There is something very telling about the phrasing Emerson chose for his eye and ray line. Let’s look at it again: The eye was placed where one ray should fall, that it might testify of that particular ray.
Do you see it? The passive voice of the eye being placed? For all that the essay is about taking action, action in alignment with one’s principles, Emerson, with that passive voice swoop, makes a critical point: we don’t get to control which ray falls upon us, nor the ongoing experiences that are channeled through our ray.
And that applies no matter if we are in a somewhat humorous pickle in France. I could not control that Madame Leyssieux had taken my keys. And I certainly couldn’t control (change) my competency level in French at the moment.
It also applies when we are in what certainly feels to be a more high stakes pickle of wanting our writerly testaments to succeed. Once we pour the best we have to offer in the moment into our manuscripts and send them out, what happens next is out of our control.
And that is the truth no matter if we are sending pages to our critique group, submitting a manuscript for publication, or even when we get a book published.
Even though I knew I probably hadn’t captured Madame Leyssieux’s cell phone number correctly, I went with hopeful bravado as my next course of action. I took my best guess at the number, made a call, clearly got the wrong number, and hung up quickly.
But as it turned out, I had called the one monsieur in the south of France who was so irate at being misdialed that he called me back and proceeded to huff and Frenchly puff his outrage.
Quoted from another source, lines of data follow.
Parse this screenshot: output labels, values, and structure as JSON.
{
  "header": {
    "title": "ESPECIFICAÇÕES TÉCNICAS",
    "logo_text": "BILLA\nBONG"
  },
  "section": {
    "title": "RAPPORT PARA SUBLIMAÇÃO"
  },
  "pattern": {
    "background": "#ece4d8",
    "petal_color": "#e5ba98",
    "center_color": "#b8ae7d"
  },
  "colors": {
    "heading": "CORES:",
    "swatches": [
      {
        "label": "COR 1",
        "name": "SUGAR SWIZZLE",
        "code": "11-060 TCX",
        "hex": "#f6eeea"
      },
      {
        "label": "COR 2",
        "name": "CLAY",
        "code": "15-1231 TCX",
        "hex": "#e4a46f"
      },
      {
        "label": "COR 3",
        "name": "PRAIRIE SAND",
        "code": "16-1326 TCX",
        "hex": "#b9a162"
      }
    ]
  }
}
Sheesh.
Not wanting to invite the potential wrath of another French person, I had to come up with a new strategy. Either that or be stuck in my apartment forever.
The strategy I went with? Call for help. Not the screaming out the window kind. Though what a delightful "ridiculous American in the south of France" scene that would have made.
No, my call for help was a call to a friend in America who spoke both fluent French and English. Four international calls later, Madame was on her way back to my apartment with the missing keys.
This whole not getting to pick, to control, our particular ray can be a bit unnerving. Sure, when the ray aligns with what we are hoping for we get to celebrate. Wahooo!
But when things don’t go our way (be they in charming or devastating ways) we have to choose. Are we going to get stuck in Why Me? mode, or our we going to say, “Okay, ray, thanks for the challenge. Let me show you what I’ve got!”
It won’t always be easy. And, of course, it’s important to allow the full range of our feelings to flow when the challenging ray bits hit. Even, no especially, the gnarly woe-is-me ones. But after that, when we choose to respond with courage and a dollop of chutzpah to the tough bits, that is when we will experience growth and transformation.
Which means, paradoxically, our lack of control over the ray invites us to up our control competence. Take me as a case in point. Despite all those unchecked publishing deal boxes, I’m still here writing. Getting better skills. Developing stronger story chops. Cultivating serious staying power.
And, if you are here reading this, I know you are doing the same, regardless of what your ray has been up to. Good on you!
In the end, the ray—and our lack of control over it—is what makes the adventure an adventure. The particulars of our ray give oomph and possibility to our testaments. I mean, come on, would I have remembered that specific day in Provence had Madame Leyssieux not absconded with my keys? Absolutely not.
And with no story remembered, I would have had no tale to testify to you today. No way to weave together these thoughts of the eye and the ray. So let this be my particular testament to you today:
There is magic to be found in your ray. Go make that magic.
The Goodjelly Prompts of the Week